A Company’s Lifecycle: How to Manage Growth and Change
Our guest our recent episode of Scale Your Small Business, Sean Orr, has held a range of senior executive positions, including President, Corporate CFO, Operating CFO, and Corporate Controller roles at such notable companies as PepsiCo, Frito Lay and Readers Digest. He began his career as an audit partner for KPMG, where he served numerous clients that are global household names. He most recently served as Chief Financial Officer of a national logistics and distribution business, where he built a finance and IT organization that supported over a hundred percent growth through acquisition and organic expansion. Today, he’s an effective business advisor and coach who believes in making big lasting impacts by building businesses properly from the foundation up using a value-based approach.
Focusing on operational issues in this episode, Sean began the interview discussion by identifying that all businesses have common operational issues regardless of how big or small they are. Fundamentally all businesses do the same thing. Product businesses make the product, move it, sell it, you bill your customer and then you collect the money. Service based businesses provide their service, capture their cost of that service and then bill the client. Basics of all businesses are the same and the principles of running the business are the same.
Sean went on to say that the biggest difference between larger companies and smaller companies is in the mechanics. Startup businesses rely very heavily on key people to get things done. That’s a model that works when you’re small, but it doesn’t work as you get bigger. Larger scale companies rely more on process and technology. The challenge for smaller startup businesses is to recognize when it is time to make the transition for more scalable processes and tech support. Most of the startups will often need help with this transition because the management teams simply don’t have the experience in building up that capability from the ground up.
All businesses struggle in one area or another one spot where Sean has consistently seen businesses struggle is with planning. In his experience, most companies do a poor job of planning. They react and then play catch up. For example, they react to a certain surge and demand, and then they react to hiccups that happen in the operation. Often those hiccups could have been easily anticipated. The failure to plan and operating on a hand to mouth reaction mode is a failure in almost all businesses, but it’s very common in small businesses.
Are there ways that small businesses can reduce their costs without sacrificing the quality of their products or service? We are in difficult times right now. A lot of companies right now are too focused on cost reduction. If you look at some of the great companies in this economy or around the world like Apple or FedEx, they got their start in difficult times. Difficult times are when markets are looking for solutions.

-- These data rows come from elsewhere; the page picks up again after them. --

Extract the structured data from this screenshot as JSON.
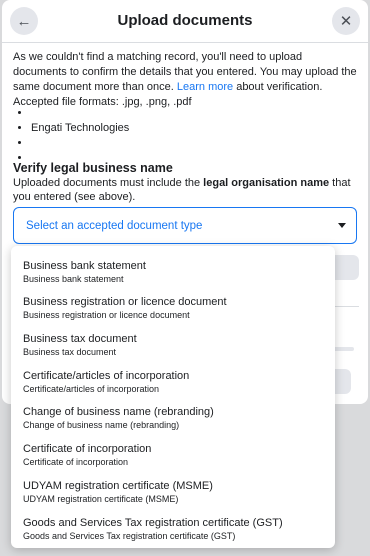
{
  "dialog": {
    "title": "Upload documents",
    "back_glyph": "←",
    "close_glyph": "✕",
    "back_icon": "arrow-left-icon",
    "close_icon": "close-icon"
  },
  "intro": {
    "text_before_link": "As we couldn't find a matching record, you'll need to upload documents to confirm the details that you entered. You may upload the same document more than once. ",
    "link_text": "Learn more",
    "text_after_link": " about verification. Accepted file formats: .jpg, .png, .pdf"
  },
  "entered_details": [
    "",
    "Engati Technologies",
    "",
    ""
  ],
  "verify": {
    "title": "Verify legal business name",
    "desc_before": "Uploaded documents must include the ",
    "desc_bold": "legal organisation name",
    "desc_after": " that you entered (see above)."
  },
  "document_type_select": {
    "placeholder": "Select an accepted document type"
  },
  "document_type_options": [
    {
      "label": "Business bank statement",
      "sub": "Business bank statement"
    },
    {
      "label": "Business registration or licence document",
      "sub": "Business registration or licence document"
    },
    {
      "label": "Business tax document",
      "sub": "Business tax document"
    },
    {
      "label": "Certificate/articles of incorporation",
      "sub": "Certificate/articles of incorporation"
    },
    {
      "label": "Change of business name (rebranding)",
      "sub": "Change of business name (rebranding)"
    },
    {
      "label": "Certificate of incorporation",
      "sub": "Certificate of incorporation"
    },
    {
      "label": "UDYAM registration certificate (MSME)",
      "sub": "UDYAM registration certificate (MSME)"
    },
    {
      "label": "Goods and Services Tax registration certificate (GST)",
      "sub": "Goods and Services Tax registration certificate (GST)"
    }
  ],
  "colors": {
    "accent": "#1877f2",
    "backdrop": "#d9dadc",
    "surface": "#ffffff"
  }
}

As business owners, we all struggle with employees and getting everybody on the same page. It starts at the top with owners and the company leadership. First of all, you need to define your vision, your mission, and your values and then you need to clearly communicate them. You need to measure and reward good performance that’s consistent with your vision, mission and values. Without them, you can’t have a strong cohesive company culture.
Whether you are a product based business or a service based business, there are little things that you can do every day to move yourself forward.
A small business owner or an entrepreneur should surround him or herself with people that are smarter than them. They shouldn’t feel they have to know or do everything themselves. They shouldn’t be their own chief everything officer, because the chief everything officer is a slave to the business. They shouldn’t be afraid to ask for help, including outside advice from outside experts or coaches. Most great CEOs, athletes, and even presidents of the United States rely on coaches and outside experts. No one is an expert at everything.
Businesses grow and evolve from being infants to toddlers, to teens, to mature adults, just like people do. Companies need to operate differently in these various different phases of their life. A $1 million revenue business cannot operate the same way as a $10 million business does. Most business owners and their teams need to evolve as the company matures. This is a very hard thing for small companies to do, since the evolution happens across the whole company. You shouldn’t be too proud to ask for outside experts or coaches who have done it before to come in and help you because that can be a huge help. The bottom line is never, ever be reluctant to invest in yourself.
Thank you to Sean for sharing so much knowledge with us! There is something that every small business can take away from today and implement in their business.
Sean is offering our Scale Your Small Business podcast listeners a complimentary one hour strategy session. You can find the application form on his website at www.ldvelite.com.